The album comes across like a psychedelic soundtrack for postmodern globe-trotting, with sampled beats, kaleidoscopic electronic textures, and myriad special sonic effects taking the listener on a mysterious through-the-looking-glass expedition.

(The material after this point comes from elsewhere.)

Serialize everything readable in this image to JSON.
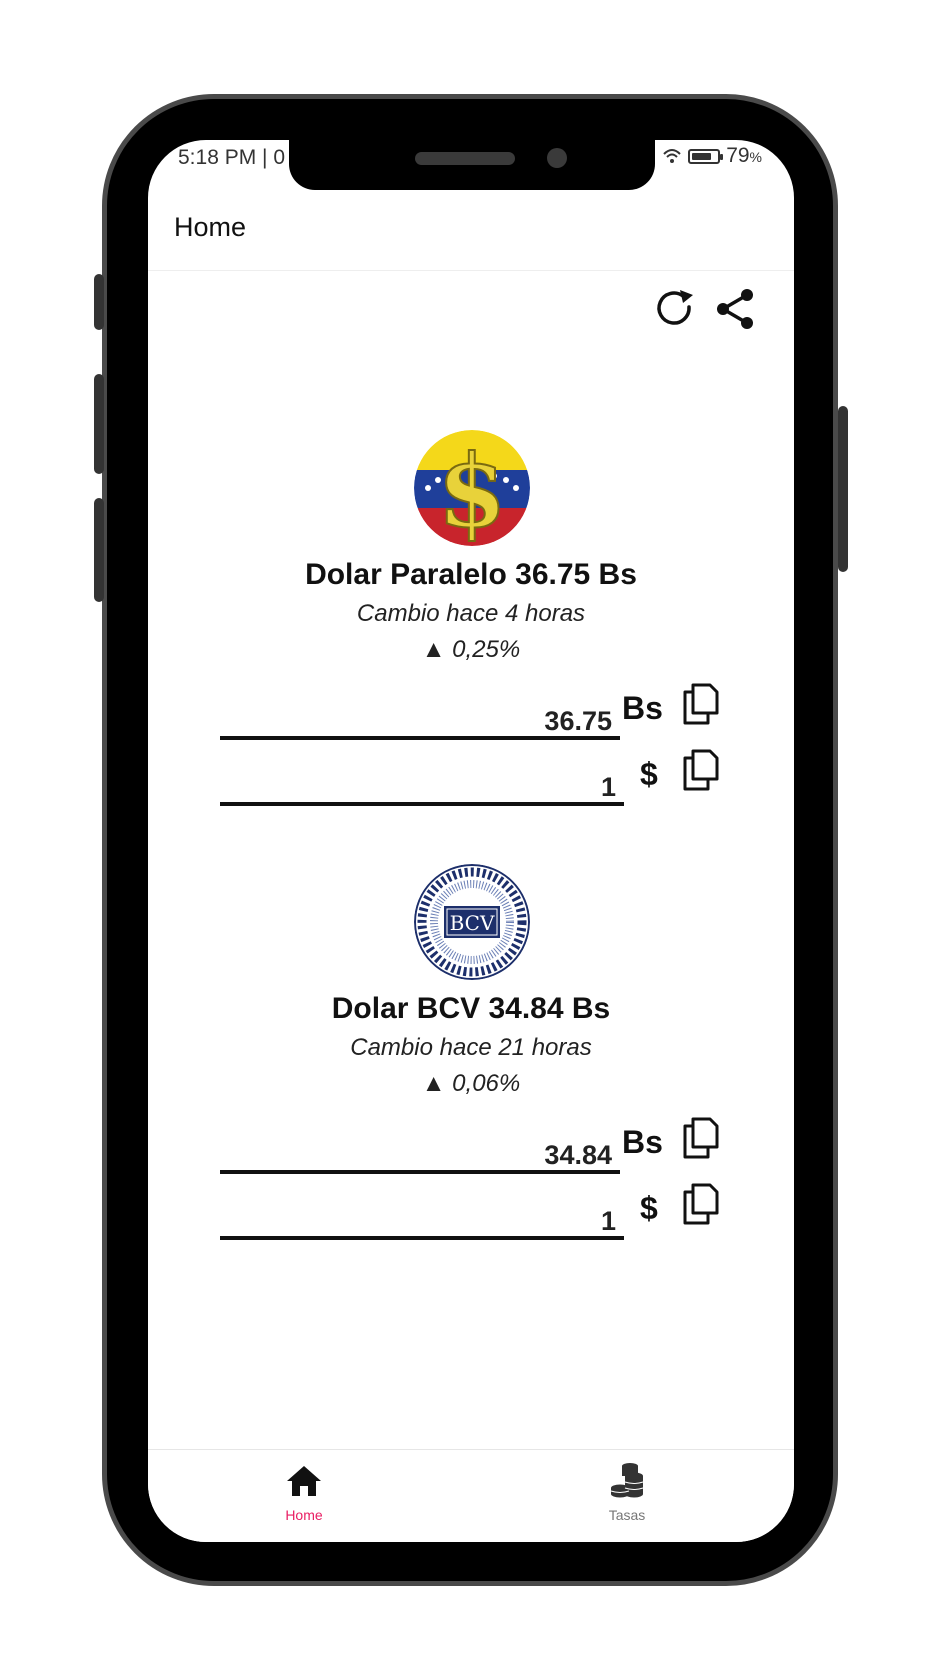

An official version of the sort of bootleg mix tape highly prized in underground circles, it brings together a host of Sabbah’s favorite recordings by others–including tracks by Indian vocalist Najma, Moroccan ambient electronica musician Toires, Turkish hip-hop artist Makale, Guinean griot (folksinger) Sekouba Bambino, Indian percussionist Trilok Gurtu, the political London collective Asian Dub Foundation, and South African musicians Sangoma and Suzan Hendricks–in a continuous flow.
Included in the sequence are two original compositions and three stunning remixes: flutist Paul Horn’s “Agra” (recorded inside the Taj Mahal in 1972), “Saptak” by Solace (Southern California ambient pop musician Jeremiah Soto), and Cherry’s “Neti-Neti.” Brilliantly paced to move the listener through hyperkinetic dance modes and mystical chill-out moods, As Far As generates a feeling of cultural disorientation that eventually yields to a wondrous sense of shared humanity.
Contributing Editor Derk Richardson writes for Yoga Journal, Acoustic Guitar magazine, and SFGate (www.sfgate.com). He lives in Oakland, California, where he studies the Japanese movement practice shintaido.